It was also announced that the United Arab Emirates would be hosting a further conference in 2015 to ensure that the global response comes to fruition.

At the end of the Summit four ambitious statements of action [15] were published, to date these have been signed by over 50 countries, 20 companies and 10 civil society organisations.

A follow on WePROTECT Industry event [16] took place in September 2015. Speaking at the event, UK Minister for Internet Safety & Security, Baroness Joanna Shields [17] delivered the message of continued support of this initiative and the vital importance of this initiative as a broad global coalition of the willing who come together to share information and collaborate on how best to protect children online. Industry delegates also heard from representatives of the WePROTECT initiative including Google, Facebook andMicrosoft on milestones achieved by each of the companies in preventing sexual abuse images appearing in search results, identifying online grooming and detecting and removing videos of children being abused.

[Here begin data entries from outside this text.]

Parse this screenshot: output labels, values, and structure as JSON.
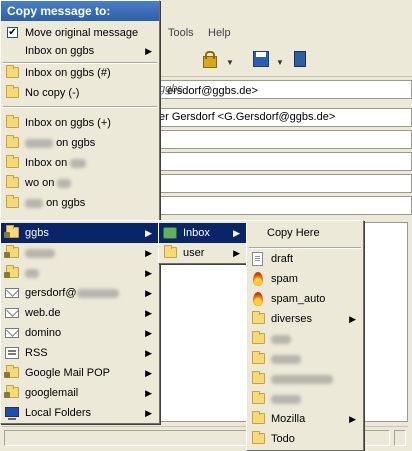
{
  "menubar": {
    "tools": "Tools",
    "help": "Help"
  },
  "headers": {
    "from": "ersdorf@ggbs.de>",
    "from_account": "ggbs",
    "to": "er Gersdorf <G.Gersdorf@ggbs.de>"
  },
  "copy_menu": {
    "title": "Copy message to:",
    "move_original": "Move original message",
    "move_checked": true,
    "account": "Inbox on ggbs",
    "recent": [
      {
        "label": "Inbox on ggbs (#)"
      },
      {
        "label": "No copy (-)"
      }
    ],
    "favorites": [
      {
        "label": "Inbox on ggbs (+)"
      },
      {
        "label_suffix": "on ggbs"
      },
      {
        "label": "Inbox on"
      },
      {
        "label": "wo on"
      },
      {
        "label_suffix": "on ggbs"
      }
    ]
  },
  "accounts_menu": {
    "items": [
      {
        "label": "ggbs",
        "icon": "folder-lock-icon",
        "highlighted": true
      },
      {
        "label": "",
        "icon": "folder-lock-icon"
      },
      {
        "label": "",
        "icon": "folder-lock-icon"
      },
      {
        "label": "gersdorf@",
        "icon": "envelope-icon"
      },
      {
        "label": "web.de",
        "icon": "envelope-icon"
      },
      {
        "label": "domino",
        "icon": "envelope-icon"
      },
      {
        "label": "RSS",
        "icon": "rss-icon"
      },
      {
        "label": "Google Mail POP",
        "icon": "folder-lock-icon"
      },
      {
        "label": "googlemail",
        "icon": "folder-lock-icon"
      },
      {
        "label": "Local Folders",
        "icon": "computer-icon"
      }
    ]
  },
  "ggbs_menu": {
    "items": [
      {
        "label": "Inbox",
        "icon": "inbox-icon",
        "highlighted": true
      },
      {
        "label": "user",
        "icon": "folder-icon"
      }
    ]
  },
  "inbox_menu": {
    "copy_here": "Copy Here",
    "items": [
      {
        "label": "draft",
        "icon": "document-icon",
        "submenu": false
      },
      {
        "label": "spam",
        "icon": "flame-icon",
        "submenu": false
      },
      {
        "label": "spam_auto",
        "icon": "flame-icon",
        "submenu": false
      },
      {
        "label": "diverses",
        "icon": "folder-icon",
        "submenu": true
      },
      {
        "label": "",
        "icon": "folder-icon",
        "submenu": false
      },
      {
        "label": "",
        "icon": "folder-icon",
        "submenu": false
      },
      {
        "label": "",
        "icon": "folder-icon",
        "submenu": false
      },
      {
        "label": "",
        "icon": "folder-icon",
        "submenu": false
      },
      {
        "label": "Mozilla",
        "icon": "folder-icon",
        "submenu": true
      },
      {
        "label": "Todo",
        "icon": "folder-icon",
        "submenu": false
      }
    ]
  },
  "colors": {
    "menu_bg": "#ece9d8",
    "highlight": "#0a246a",
    "title_bar": "#2c5fa8"
  }
}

On November 16 & 17, 2015, the United Arab Emirates will host the second WePROTECT Global summit in Abu Dhabi.

Citations: 

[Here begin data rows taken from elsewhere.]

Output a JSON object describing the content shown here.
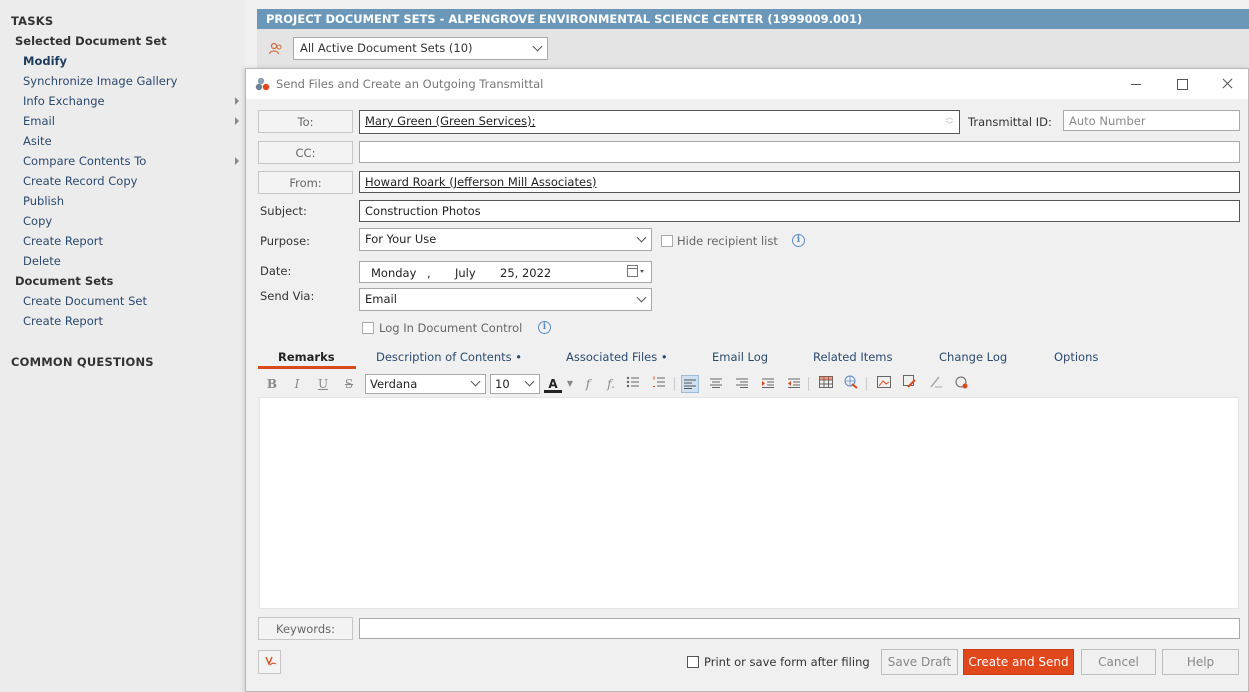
{
  "taskpane": {
    "tasks_heading": "TASKS",
    "selected_heading": "Selected Document Set",
    "items": [
      {
        "label": "Modify"
      },
      {
        "label": "Synchronize Image Gallery"
      },
      {
        "label": "Info Exchange"
      },
      {
        "label": "Email"
      },
      {
        "label": "Asite"
      },
      {
        "label": "Compare Contents To"
      },
      {
        "label": "Create Record Copy"
      },
      {
        "label": "Publish"
      },
      {
        "label": "Copy"
      },
      {
        "label": "Create Report"
      },
      {
        "label": "Delete"
      }
    ],
    "docsets_heading": "Document Sets",
    "docsets_items": [
      {
        "label": "Create Document Set"
      },
      {
        "label": "Create Report"
      }
    ],
    "common_questions": "COMMON QUESTIONS"
  },
  "background": {
    "title": "PROJECT DOCUMENT SETS - ALPENGROVE ENVIRONMENTAL SCIENCE CENTER (1999009.001)",
    "filter_value": "All Active Document Sets (10)"
  },
  "dialog": {
    "title": "Send Files and Create an Outgoing Transmittal",
    "to_label": "To:",
    "to_value": "Mary Green (Green Services);",
    "cc_label": "CC:",
    "cc_value": "",
    "from_label": "From:",
    "from_value": "Howard Roark (Jefferson Mill Associates)",
    "transmittal_label": "Transmittal ID:",
    "transmittal_placeholder": "Auto Number",
    "subject_label": "Subject:",
    "subject_value": "Construction Photos",
    "purpose_label": "Purpose:",
    "purpose_value": "For Your Use",
    "hide_recipient_label": "Hide recipient list",
    "date_label": "Date:",
    "date_weekday": "Monday",
    "date_comma": ",",
    "date_month": "July",
    "date_day_year": "25, 2022",
    "sendvia_label": "Send Via:",
    "sendvia_value": "Email",
    "log_label": "Log In Document Control",
    "tabs": [
      {
        "label": "Remarks"
      },
      {
        "label": "Description of Contents •"
      },
      {
        "label": "Associated Files •"
      },
      {
        "label": "Email Log"
      },
      {
        "label": "Related Items"
      },
      {
        "label": "Change Log"
      },
      {
        "label": "Options"
      }
    ],
    "toolbar": {
      "font_family": "Verdana",
      "font_size": "10",
      "bold": "B",
      "italic": "I",
      "underline": "U",
      "strike": "S",
      "font_color": "A"
    },
    "keywords_label": "Keywords:",
    "keywords_value": "",
    "print_label": "Print or save form after filing",
    "save_draft": "Save Draft",
    "create_send": "Create and Send",
    "cancel": "Cancel",
    "help": "Help"
  },
  "colors": {
    "title_bar": "#6b98b8",
    "accent": "#e0471b",
    "link": "#2b4a6e"
  }
}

  1.  "The internet and pornography: Prime Minister calls for action"
  2. "Internet child abuse 'clampdown' by new UK-US agency - BBC News"
  3.  "PM hosts internet safety summit - News stories"
  4. "Internet safety summit at Downing Street: communiqué - News stories"
  5. "UK and US launch taskforce to tackle child abuse - News stories"
  6. "Child abuse: Stepping up the fight against online child sexual exploitation - News stories"
  7.  "On-line safety: Encouraging the world’s biggest technology companies to innovate - Speeches"
  8.  "Helping make children safer online | PA Consulting Group"
  9. "Global war declared on online child sexual abuse - News stories"
  10. "We owe it to victims to act boldly and decisively - Speeches"
  11. "#WeProtect Children Online Global Summit: Prime Minister's speech - Speeches"
  12. "PM announces new global action to deal with online child abuse - Press releases"
  13. "WeProtect summit". National Crime Agency. 2014-12-10. 
  14. "#WeProtect Children Online Global Summit: Baroness Shields' speech - Speeches"
  15.  "#WeProtect summit: statements of action - Publications"
  16. "Internet experts share new techniques to battle online child sexual exploitation - News stories"
  17.  "Securing children's safety in a digital world - Speeches"